(Beginning of Provided data)

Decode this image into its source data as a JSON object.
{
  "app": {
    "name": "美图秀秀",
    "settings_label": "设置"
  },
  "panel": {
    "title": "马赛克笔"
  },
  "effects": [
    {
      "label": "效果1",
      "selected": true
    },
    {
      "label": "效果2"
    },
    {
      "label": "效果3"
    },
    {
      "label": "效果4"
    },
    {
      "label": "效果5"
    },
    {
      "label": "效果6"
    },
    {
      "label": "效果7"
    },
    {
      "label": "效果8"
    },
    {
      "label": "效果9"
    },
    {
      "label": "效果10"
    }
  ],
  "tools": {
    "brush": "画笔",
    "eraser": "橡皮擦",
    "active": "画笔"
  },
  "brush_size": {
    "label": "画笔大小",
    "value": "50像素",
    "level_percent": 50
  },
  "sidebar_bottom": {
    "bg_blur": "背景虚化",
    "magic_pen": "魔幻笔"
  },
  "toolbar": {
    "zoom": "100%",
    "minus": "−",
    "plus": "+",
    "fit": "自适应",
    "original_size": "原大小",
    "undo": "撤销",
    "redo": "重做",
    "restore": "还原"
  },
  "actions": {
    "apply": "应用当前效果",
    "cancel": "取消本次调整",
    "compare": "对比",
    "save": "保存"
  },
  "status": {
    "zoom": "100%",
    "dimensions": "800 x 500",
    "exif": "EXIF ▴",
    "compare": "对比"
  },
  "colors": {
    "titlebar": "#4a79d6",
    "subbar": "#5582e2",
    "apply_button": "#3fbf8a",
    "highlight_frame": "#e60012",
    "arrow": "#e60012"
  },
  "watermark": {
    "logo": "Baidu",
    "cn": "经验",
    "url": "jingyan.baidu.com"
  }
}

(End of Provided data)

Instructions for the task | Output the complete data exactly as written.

The completed task |
Decode this image into its source data as a JSON object.
{
  "app": {
    "name": "美图秀秀",
    "settings_label": "设置"
  },
  "panel": {
    "title": "马赛克笔"
  },
  "effects": [
    {
      "label": "效果1",
      "selected": true
    },
    {
      "label": "效果2"
    },
    {
      "label": "效果3"
    },
    {
      "label": "效果4"
    },
    {
      "label": "效果5"
    },
    {
      "label": "效果6"
    },
    {
      "label": "效果7"
    },
    {
      "label": "效果8"
    },
    {
      "label": "效果9"
    },
    {
      "label": "效果10"
    }
  ],
  "tools": {
    "brush": "画笔",
    "eraser": "橡皮擦",
    "active": "画笔"
  },
  "brush_size": {
    "label": "画笔大小",
    "value": "50像素",
    "level_percent": 50
  },
  "sidebar_bottom": {
    "bg_blur": "背景虚化",
    "magic_pen": "魔幻笔"
  },
  "toolbar": {
    "zoom": "100%",
    "minus": "−",
    "plus": "+",
    "fit": "自适应",
    "original_size": "原大小",
    "undo": "撤销",
    "redo": "重做",
    "restore": "还原"
  },
  "actions": {
    "apply": "应用当前效果",
    "cancel": "取消本次调整",
    "compare": "对比",
    "save": "保存"
  },
  "status": {
    "zoom": "100%",
    "dimensions": "800 x 500",
    "exif": "EXIF ▴",
    "compare": "对比"
  },
  "colors": {
    "titlebar": "#4a79d6",
    "subbar": "#5582e2",
    "apply_button": "#3fbf8a",
    "highlight_frame": "#e60012",
    "arrow": "#e60012"
  },
  "watermark": {
    "logo": "Baidu",
    "cn": "经验",
    "url": "jingyan.baidu.com"
  }
}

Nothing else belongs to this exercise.